  • Connor Boyack
    2019-02-17 10:45

    Bastiat is one of history's leading economists and philosophers. This read was a bit heavy at times (translated from the French) but contained hundreds of powerful nuggets able to be used to refute the fallacies that have persisted over the centuries, now manifesting themselves in Keynesian economic thought and socialist political philosophy. Bastiat (starting with his "The Law") is a must read for anybody interested in liberty.

  • John Howell
    2019-03-15 08:54

    I read many of Bastiat's essays contained in this two volume set previously, and agree with the publisher's description - "If we were to take the greatest economists from all ages and judge them on the basis of their theoretical rigor, their influence on economic education, and their impact in support of the free-market economy, then Frédéric Bastiat would be at the top of the list." Much of Volume II is available free online at http://books.google.com/ .

  • David Mears
    2019-02-28 10:48

    Bastiat was an Economist who was ahead of his time, and perhaps, ahead of ours. He traces out the nature of value, both in its extent and origins, the nature of capital, and the true limits of just government. His answers to complaints are well thought out and thorough. Rarely has the natural growth of wealth and the absurdity of those who oppose its creation been more decisively spelled out. The issues covered reflect his time, but ours equally well. Well worth the read.

  • Grim-Anal King
    2019-03-11 09:49

    I've only read volume one of the collection so far and it is astoundingly good. Of course as a collection unintended by the author it is extremely repetitive but the author had a remarkable knack for exposing economic follies. Unfortunately it seems that today's politicians are either unaware of these follies and the fallacies which support them or they are cynically indulging in them.

  • Joe
    2019-03-06 08:53

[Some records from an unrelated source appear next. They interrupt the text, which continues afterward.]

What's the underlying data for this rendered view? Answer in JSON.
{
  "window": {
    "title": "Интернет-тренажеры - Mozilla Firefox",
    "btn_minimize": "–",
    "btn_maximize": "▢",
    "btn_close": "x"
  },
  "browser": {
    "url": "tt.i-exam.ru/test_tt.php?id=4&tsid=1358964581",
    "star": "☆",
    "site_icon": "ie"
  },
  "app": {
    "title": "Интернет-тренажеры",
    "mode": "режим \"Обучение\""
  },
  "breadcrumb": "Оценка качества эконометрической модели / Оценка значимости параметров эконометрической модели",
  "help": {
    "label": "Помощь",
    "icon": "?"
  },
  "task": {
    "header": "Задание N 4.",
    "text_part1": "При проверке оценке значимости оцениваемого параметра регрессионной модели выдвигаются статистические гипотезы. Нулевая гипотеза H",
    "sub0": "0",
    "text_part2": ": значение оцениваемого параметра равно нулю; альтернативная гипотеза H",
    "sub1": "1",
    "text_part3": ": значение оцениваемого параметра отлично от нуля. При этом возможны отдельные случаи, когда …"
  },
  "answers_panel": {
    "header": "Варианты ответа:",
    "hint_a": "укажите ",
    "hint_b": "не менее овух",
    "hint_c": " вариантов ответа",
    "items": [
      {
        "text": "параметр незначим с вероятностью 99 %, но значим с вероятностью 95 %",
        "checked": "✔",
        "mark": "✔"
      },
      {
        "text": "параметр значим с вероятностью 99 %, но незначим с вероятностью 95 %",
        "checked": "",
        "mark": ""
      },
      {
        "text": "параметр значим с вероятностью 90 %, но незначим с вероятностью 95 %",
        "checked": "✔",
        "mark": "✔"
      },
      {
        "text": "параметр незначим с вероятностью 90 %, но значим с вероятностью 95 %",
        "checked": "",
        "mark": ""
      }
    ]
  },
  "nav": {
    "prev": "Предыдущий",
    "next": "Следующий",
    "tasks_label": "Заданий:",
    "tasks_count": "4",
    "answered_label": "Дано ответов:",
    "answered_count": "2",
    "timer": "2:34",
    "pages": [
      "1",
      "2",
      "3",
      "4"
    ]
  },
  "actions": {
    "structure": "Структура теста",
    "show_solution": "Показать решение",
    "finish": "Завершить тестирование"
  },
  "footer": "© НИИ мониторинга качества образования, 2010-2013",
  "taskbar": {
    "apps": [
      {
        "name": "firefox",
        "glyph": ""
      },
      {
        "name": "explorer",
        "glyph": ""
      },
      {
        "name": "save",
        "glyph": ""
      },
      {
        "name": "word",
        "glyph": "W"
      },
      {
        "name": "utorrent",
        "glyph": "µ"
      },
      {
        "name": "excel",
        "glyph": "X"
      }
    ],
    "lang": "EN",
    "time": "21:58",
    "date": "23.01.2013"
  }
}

    Original thoughts on political economy addressing many economic sophisms, many of which persist today. My favorites were That Which Is Seen, and That Which Is Not Seen, The Law, the Candlemakers Petition.I read these two volumes gradually over the course of 2013-2014.

  • Craig Bolton
    2019-02-28 08:46

    Bastiat Collection by Frederic Bastiat (2007)